It’s a huge risk for Gallen, but has the 40-year-old ever shied away from a challenge?
When he goes into battle, he has the advantage of knowing afterwards what the ideal preparation looks like
Ahead of his fight against Justis Huni for the Australian Heavyweight Championship last year, Gallen decided to take the fight a little lighter as he focused heavily on his fitness.
It was a move that backfired because he knew from experience in his days as a rugby player that a lighter body meant more bumps and bruises.
“But since I’m a different sport, I thought it would be different,” said Gallen.
“When I got hit, I got hurt. Getting hurt in that fight made it a tough night.”
Terzievski also poses a “completely different” challenge for Gallen, as the 31-year-old is left-handed.
Gal has worked to counter this by sparring exclusively southpaws during his camp,
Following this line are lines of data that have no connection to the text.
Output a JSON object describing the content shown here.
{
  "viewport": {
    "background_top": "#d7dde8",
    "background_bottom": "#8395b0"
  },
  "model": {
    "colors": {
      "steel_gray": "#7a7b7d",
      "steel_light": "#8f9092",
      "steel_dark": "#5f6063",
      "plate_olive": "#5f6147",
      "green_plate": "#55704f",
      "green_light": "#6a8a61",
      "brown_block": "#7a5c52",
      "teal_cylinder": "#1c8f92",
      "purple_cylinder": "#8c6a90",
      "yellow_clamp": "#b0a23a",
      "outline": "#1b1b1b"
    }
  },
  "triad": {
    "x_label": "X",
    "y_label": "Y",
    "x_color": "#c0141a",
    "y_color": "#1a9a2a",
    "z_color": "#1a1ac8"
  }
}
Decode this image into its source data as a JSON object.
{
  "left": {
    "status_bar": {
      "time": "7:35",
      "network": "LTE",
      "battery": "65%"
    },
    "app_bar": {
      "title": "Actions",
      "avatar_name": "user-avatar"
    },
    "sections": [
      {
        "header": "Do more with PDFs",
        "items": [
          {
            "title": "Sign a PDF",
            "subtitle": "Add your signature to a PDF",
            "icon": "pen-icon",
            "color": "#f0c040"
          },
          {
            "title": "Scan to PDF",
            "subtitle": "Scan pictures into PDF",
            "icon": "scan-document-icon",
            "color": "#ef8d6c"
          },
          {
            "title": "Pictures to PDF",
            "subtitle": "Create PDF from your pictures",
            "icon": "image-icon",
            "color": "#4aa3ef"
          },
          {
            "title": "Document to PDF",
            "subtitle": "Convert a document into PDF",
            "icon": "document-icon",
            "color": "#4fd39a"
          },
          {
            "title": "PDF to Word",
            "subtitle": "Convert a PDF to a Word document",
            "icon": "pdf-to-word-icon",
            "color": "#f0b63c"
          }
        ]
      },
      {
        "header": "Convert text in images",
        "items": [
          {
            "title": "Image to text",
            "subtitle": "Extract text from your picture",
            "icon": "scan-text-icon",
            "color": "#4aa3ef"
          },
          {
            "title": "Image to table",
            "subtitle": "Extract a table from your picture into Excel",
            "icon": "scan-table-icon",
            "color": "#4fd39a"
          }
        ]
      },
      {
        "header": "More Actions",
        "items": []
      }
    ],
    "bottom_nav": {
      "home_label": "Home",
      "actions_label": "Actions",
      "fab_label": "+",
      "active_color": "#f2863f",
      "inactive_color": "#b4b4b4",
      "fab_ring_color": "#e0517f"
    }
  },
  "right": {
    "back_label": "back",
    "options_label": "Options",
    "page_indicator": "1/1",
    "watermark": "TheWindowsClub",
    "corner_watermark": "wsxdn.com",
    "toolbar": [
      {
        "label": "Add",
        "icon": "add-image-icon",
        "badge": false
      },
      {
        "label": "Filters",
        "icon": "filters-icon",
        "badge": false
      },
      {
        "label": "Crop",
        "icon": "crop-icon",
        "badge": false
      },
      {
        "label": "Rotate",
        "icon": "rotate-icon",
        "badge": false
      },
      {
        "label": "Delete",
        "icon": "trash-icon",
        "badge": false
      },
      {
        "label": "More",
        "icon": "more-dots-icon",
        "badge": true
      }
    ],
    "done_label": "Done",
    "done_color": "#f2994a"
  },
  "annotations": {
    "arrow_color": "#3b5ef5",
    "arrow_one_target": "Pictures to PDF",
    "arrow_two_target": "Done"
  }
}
“Just keep pushing it,” Gallen said. “That’s how I fight anyway, he’ll know that.
“But I have to keep putting him under pressure.
“He won’t be fit enough to do that for 10 laps.
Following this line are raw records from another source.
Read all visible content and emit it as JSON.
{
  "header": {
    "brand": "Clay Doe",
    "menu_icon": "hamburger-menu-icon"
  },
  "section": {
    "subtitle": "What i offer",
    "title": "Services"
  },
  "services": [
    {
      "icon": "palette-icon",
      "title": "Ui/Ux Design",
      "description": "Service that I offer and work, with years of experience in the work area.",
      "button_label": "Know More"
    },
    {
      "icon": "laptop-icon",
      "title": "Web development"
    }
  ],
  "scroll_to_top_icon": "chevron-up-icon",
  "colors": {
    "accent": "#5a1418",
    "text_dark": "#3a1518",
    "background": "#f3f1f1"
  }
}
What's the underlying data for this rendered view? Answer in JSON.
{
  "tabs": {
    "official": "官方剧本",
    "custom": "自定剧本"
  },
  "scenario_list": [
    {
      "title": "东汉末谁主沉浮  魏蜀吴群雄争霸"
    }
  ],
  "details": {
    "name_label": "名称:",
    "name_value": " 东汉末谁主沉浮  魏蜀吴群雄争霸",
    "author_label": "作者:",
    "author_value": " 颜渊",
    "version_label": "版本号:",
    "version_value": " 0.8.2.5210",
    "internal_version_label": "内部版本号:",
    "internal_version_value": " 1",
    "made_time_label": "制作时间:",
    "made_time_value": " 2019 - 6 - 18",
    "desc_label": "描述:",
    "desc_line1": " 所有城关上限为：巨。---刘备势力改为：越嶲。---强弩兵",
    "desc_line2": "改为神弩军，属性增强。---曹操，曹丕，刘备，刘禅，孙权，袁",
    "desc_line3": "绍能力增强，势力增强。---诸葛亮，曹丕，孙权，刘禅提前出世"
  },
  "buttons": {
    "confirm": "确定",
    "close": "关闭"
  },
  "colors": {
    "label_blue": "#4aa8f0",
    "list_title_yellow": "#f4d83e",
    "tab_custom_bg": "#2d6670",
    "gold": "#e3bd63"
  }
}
“I think in the end it will catch up with him and I will be able to finish the fight.”
If Gal’s gaze into the crystal ball of how the fight will play out doesn’t exude enough confidence, it’s his belief that he can pull off the groundbreaking feat that could make those in the doubter camp switch allegiances.
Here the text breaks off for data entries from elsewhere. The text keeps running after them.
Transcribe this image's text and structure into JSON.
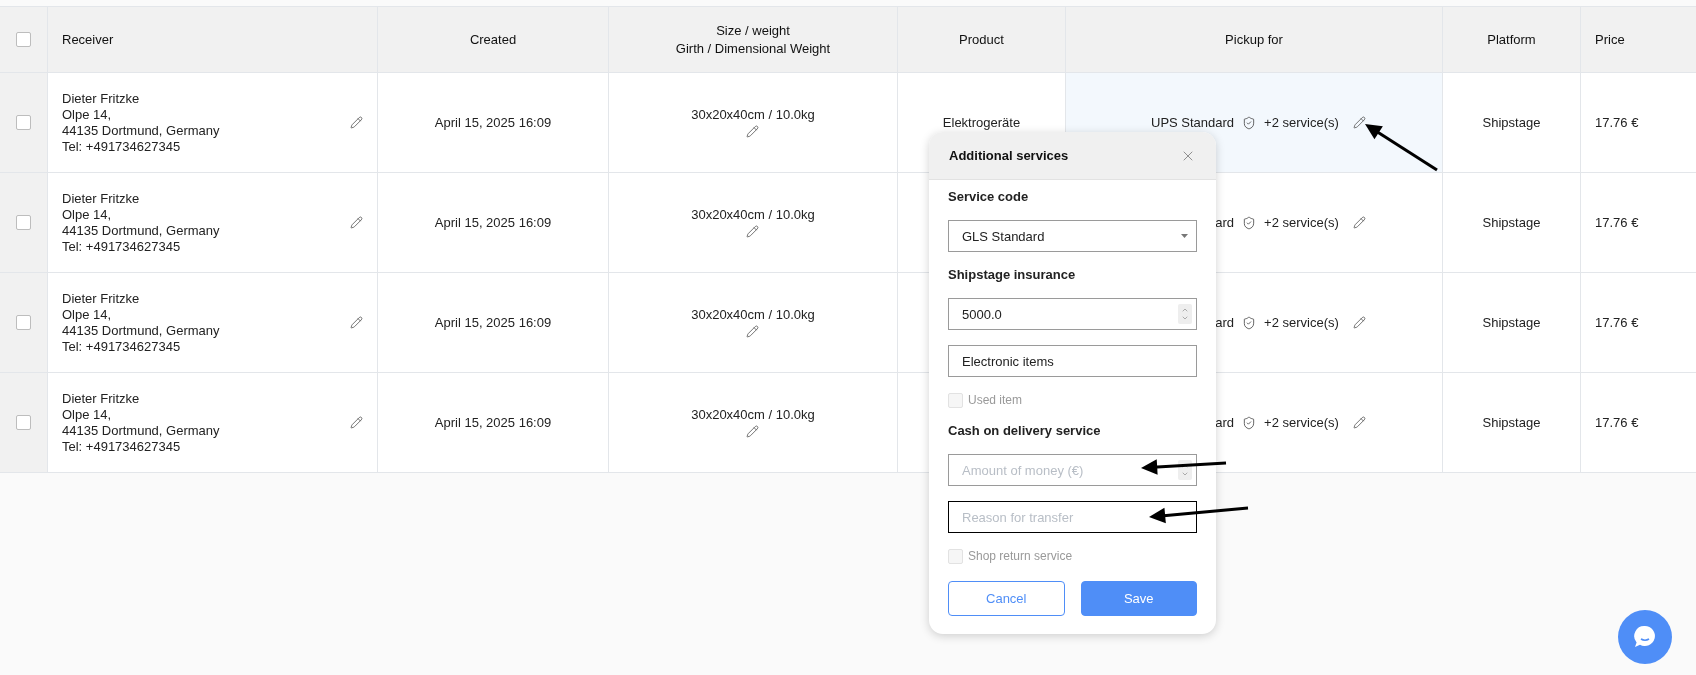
{
  "table": {
    "columns": [
      {
        "kind": "checkbox",
        "checked": false
      },
      {
        "kind": "text",
        "label": "Receiver"
      },
      {
        "kind": "text",
        "label": "Created"
      },
      {
        "kind": "text",
        "label": "Size / weight",
        "sublabel": "Girth / Dimensional Weight"
      },
      {
        "kind": "text",
        "label": "Product"
      },
      {
        "kind": "text",
        "label": "Pickup for"
      },
      {
        "kind": "text",
        "label": "Platform"
      },
      {
        "kind": "text",
        "label": "Price"
      }
    ],
    "rows": [
      {
        "checked": false,
        "receiver": [
          "Dieter Fritzke",
          "Olpe 14,",
          "44135 Dortmund, Germany",
          "Tel: +491734627345"
        ],
        "created": "April 15, 2025 16:09",
        "size": "30x20x40cm / 10.0kg",
        "product": "Elektrogeräte",
        "pickup": {
          "service": "UPS Standard",
          "extra": "+2 service(s)",
          "selected": true
        },
        "platform": "Shipstage",
        "price": "17.76 €"
      },
      {
        "checked": false,
        "receiver": [
          "Dieter Fritzke",
          "Olpe 14,",
          "44135 Dortmund, Germany",
          "Tel: +491734627345"
        ],
        "created": "April 15, 2025 16:09",
        "size": "30x20x40cm / 10.0kg",
        "pickup": {
          "service": "ard",
          "extra": "+2 service(s)",
          "selected": false
        },
        "platform": "Shipstage",
        "price": "17.76 €"
      },
      {
        "checked": false,
        "receiver": [
          "Dieter Fritzke",
          "Olpe 14,",
          "44135 Dortmund, Germany",
          "Tel: +491734627345"
        ],
        "created": "April 15, 2025 16:09",
        "size": "30x20x40cm / 10.0kg",
        "pickup": {
          "service": "ard",
          "extra": "+2 service(s)",
          "selected": false
        },
        "platform": "Shipstage",
        "price": "17.76 €"
      },
      {
        "checked": false,
        "receiver": [
          "Dieter Fritzke",
          "Olpe 14,",
          "44135 Dortmund, Germany",
          "Tel: +491734627345"
        ],
        "created": "April 15, 2025 16:09",
        "size": "30x20x40cm / 10.0kg",
        "pickup": {
          "service": "ard",
          "extra": "+2 service(s)",
          "selected": false
        },
        "platform": "Shipstage",
        "price": "17.76 €"
      }
    ]
  },
  "dialog": {
    "title": "Additional services",
    "fields": [
      {
        "kind": "heading",
        "text": "Service code"
      },
      {
        "kind": "select",
        "value": "GLS Standard"
      },
      {
        "kind": "heading",
        "text": "Shipstage insurance"
      },
      {
        "kind": "number",
        "value": "5000.0"
      },
      {
        "kind": "text",
        "value": "Electronic items"
      },
      {
        "kind": "checkbox",
        "label": "Used item",
        "checked": false,
        "disabled": true
      },
      {
        "kind": "heading",
        "text": "Cash on delivery service"
      },
      {
        "kind": "number",
        "placeholder": "Amount of money (€)"
      },
      {
        "kind": "text",
        "placeholder": "Reason for transfer",
        "focused": true
      },
      {
        "kind": "checkbox",
        "label": "Shop return service",
        "checked": false,
        "disabled": true
      }
    ],
    "buttons": [
      {
        "kind": "secondary",
        "label": "Cancel"
      },
      {
        "kind": "primary",
        "label": "Save"
      }
    ]
  }
}
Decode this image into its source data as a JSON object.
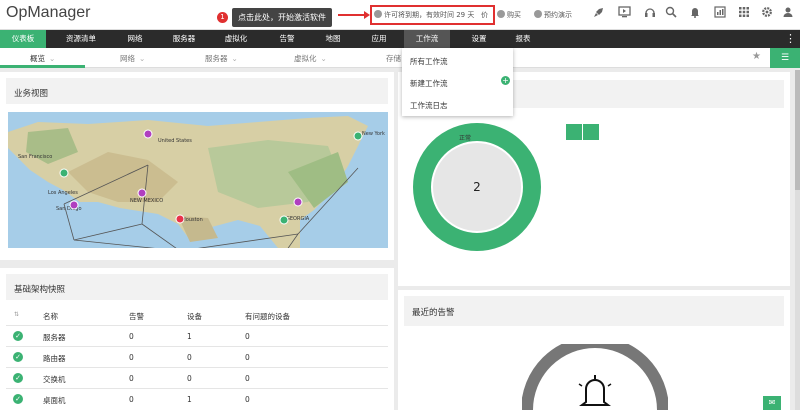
{
  "app": {
    "logo": "OpManager"
  },
  "tooltip": {
    "badge": "1",
    "text": "点击此处，开始激活软件"
  },
  "license": {
    "text": "许可将到期，有效时间 29 天"
  },
  "header_links": {
    "price": "价",
    "buy": "购买",
    "demo": "预约演示"
  },
  "header_icons": [
    "rocket-icon",
    "monitor-icon",
    "headset-icon",
    "search-icon",
    "bell-icon",
    "apps-grid-icon",
    "calendar-icon",
    "gear-icon",
    "user-icon"
  ],
  "nav": {
    "items": [
      {
        "label": "仪表板",
        "active": true
      },
      {
        "label": "资源清单"
      },
      {
        "label": "网络"
      },
      {
        "label": "服务器"
      },
      {
        "label": "虚拟化"
      },
      {
        "label": "告警"
      },
      {
        "label": "地图"
      },
      {
        "label": "应用"
      },
      {
        "label": "工作流",
        "hover": true
      },
      {
        "label": "设置"
      },
      {
        "label": "报表"
      }
    ]
  },
  "subnav": {
    "items": [
      {
        "label": "概览",
        "active": true
      },
      {
        "label": "网络"
      },
      {
        "label": "服务器"
      },
      {
        "label": "虚拟化"
      },
      {
        "label": "存储"
      }
    ]
  },
  "workflow_menu": {
    "items": [
      {
        "label": "所有工作流"
      },
      {
        "label": "新建工作流"
      },
      {
        "label": "工作流日志"
      }
    ]
  },
  "business_view": {
    "title": "业务视图",
    "map_labels": [
      "United States",
      "San Francisco",
      "Los Angeles",
      "San Diego",
      "New York",
      "NEW MEXICO",
      "Houston",
      "GEORGIA"
    ],
    "node_colors": {
      "green": "#3bb273",
      "purple": "#b03fc0",
      "red": "#e8334a"
    }
  },
  "status_widget": {
    "center_value": "2",
    "legend_label": "正常",
    "ring_color": "#3bb273"
  },
  "infra_snapshot": {
    "title": "基础架构快照",
    "columns": [
      "名称",
      "告警",
      "设备",
      "有问题的设备"
    ],
    "rows": [
      {
        "name": "服务器",
        "alarms": "0",
        "devices": "1",
        "problem": "0"
      },
      {
        "name": "路由器",
        "alarms": "0",
        "devices": "0",
        "problem": "0"
      },
      {
        "name": "交换机",
        "alarms": "0",
        "devices": "0",
        "problem": "0"
      },
      {
        "name": "桌面机",
        "alarms": "0",
        "devices": "1",
        "problem": "0"
      }
    ]
  },
  "recent_alarms": {
    "title": "最近的告警",
    "icon": "alarm-bell-icon"
  }
}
“To be able to win as the first crossover star is going to be something very special,” said Gallen.
“I never got into the sport to win titles or anything like that.
“But to be able to do it in one of my last fights would be pretty cool.
“It’s something I never set out to achieve, but everything I set out to do in rugby league I was able to achieve.
“There’s no reason I can’t achieve that.”
Whether he raises his hand at the end of the fight or it’s actually the moment when he hangs up the gloves once and for all, there’s no denying that Gallen has become a crowd puller in his eight-year career in the ring.
He proved to others that there is a path to success in two very different sports.
However, the man himself has never engaged in any form of legacy or title fight.
It was always about one thing.
“I have one goal in life and that is to provide for my family,” Gallen said.
“That’s my goal, that’s what I’m going to do.
“I love my four children and that’s what I’m doing: to take care of them and give them a better life than I had.
“If I can do that, I’ve made it. This is my legacy.
“Whatever people want to remember me about, that’s up to them and I don’t care.”